“I don’t understand what we’re doing here. This is fruitless.”

Vega along with several friends and family of the missing stood blocks away from the last place they were seen alive. They held one another and had blank stares of disbelief.

All he can do now is wait.

“I just want to find my brother,” says Vega. “I don’t know where he is.”

CONTINUING COVERAGE: Deadly Oakland Warehouse Fire

Others sought solace within their communities.

“I have four friends that are still unaccounted for,” says Genevieve Griesau.

Saturday night The Chapel of the Chimes in Oakland hosted an interfaith vigil where Griesau sat with dozens of others.

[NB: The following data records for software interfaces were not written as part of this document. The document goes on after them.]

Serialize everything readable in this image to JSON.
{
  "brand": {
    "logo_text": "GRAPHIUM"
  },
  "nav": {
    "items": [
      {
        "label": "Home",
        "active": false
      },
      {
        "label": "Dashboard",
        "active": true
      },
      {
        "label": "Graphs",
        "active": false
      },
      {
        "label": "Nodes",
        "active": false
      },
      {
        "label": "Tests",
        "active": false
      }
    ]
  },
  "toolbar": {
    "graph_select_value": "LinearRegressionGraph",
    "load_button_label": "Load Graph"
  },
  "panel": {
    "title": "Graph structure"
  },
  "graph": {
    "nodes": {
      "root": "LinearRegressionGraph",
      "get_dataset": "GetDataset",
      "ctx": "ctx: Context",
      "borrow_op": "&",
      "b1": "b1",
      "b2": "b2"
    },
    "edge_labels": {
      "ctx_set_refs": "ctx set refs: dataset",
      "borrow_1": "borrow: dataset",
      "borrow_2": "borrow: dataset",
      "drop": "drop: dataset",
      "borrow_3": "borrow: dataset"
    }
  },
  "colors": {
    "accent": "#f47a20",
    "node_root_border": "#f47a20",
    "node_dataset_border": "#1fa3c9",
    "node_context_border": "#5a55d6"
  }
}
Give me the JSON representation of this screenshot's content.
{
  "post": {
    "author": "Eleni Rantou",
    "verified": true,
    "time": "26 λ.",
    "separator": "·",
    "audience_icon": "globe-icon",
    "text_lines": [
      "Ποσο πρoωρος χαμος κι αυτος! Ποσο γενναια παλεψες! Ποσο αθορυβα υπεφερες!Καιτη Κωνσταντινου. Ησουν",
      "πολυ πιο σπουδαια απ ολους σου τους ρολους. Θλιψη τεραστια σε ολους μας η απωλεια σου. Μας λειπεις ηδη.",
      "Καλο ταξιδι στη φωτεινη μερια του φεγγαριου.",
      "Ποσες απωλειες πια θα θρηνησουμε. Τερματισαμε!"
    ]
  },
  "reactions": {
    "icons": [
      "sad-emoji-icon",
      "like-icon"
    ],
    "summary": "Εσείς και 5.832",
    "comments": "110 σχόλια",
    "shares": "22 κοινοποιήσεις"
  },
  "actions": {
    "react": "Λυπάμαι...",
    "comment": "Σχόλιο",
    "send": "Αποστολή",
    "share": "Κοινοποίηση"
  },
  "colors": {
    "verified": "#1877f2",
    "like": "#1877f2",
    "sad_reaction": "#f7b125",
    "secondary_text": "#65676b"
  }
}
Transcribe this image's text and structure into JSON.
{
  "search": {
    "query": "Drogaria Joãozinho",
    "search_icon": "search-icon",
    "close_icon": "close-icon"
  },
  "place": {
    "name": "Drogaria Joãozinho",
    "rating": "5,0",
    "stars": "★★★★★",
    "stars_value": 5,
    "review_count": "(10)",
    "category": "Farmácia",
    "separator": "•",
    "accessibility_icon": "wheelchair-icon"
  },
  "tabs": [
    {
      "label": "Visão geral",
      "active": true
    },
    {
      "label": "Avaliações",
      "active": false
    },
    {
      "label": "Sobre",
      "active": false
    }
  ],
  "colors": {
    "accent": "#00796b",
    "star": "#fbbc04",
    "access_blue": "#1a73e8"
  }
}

The hall was filed with donated flowers and candles burning for the missing. There was a condolence book for people to sign.

“They were amazing you know, amazing,” says Griesau. “And you know I am sorry for everyone’s loss. It’s the people I didn’t know – I can’t even… it’s mind blowing, heartbreaking.”

From what officials are saying, there’s only more heartbreak to come. The number of dead will likely increase as the investigation continues.

“Think when they woke up this morning, hear that your baby is in a fire and might never come home. You don’t know if your kid is dead or alive. It’s sad,” says Chapel of the Chimes spokesperson Todd Walker.

Meanwhile, for those who need help, the Red Cross and Alameda County have set up a shelter at 2425 E. 12th Street. People looking for a loved one can go there in person or call 510-382-3000.

Comments
  1. Time to sue the rave concert operator and the building owner.
    Illegal raves are a pretty routine form of cash-only business, run by criminal operators who evade taxes on their music income. Their partners-in-crime: slumlords who turn warehouses into non-permitted dance halls or hipster firetraps.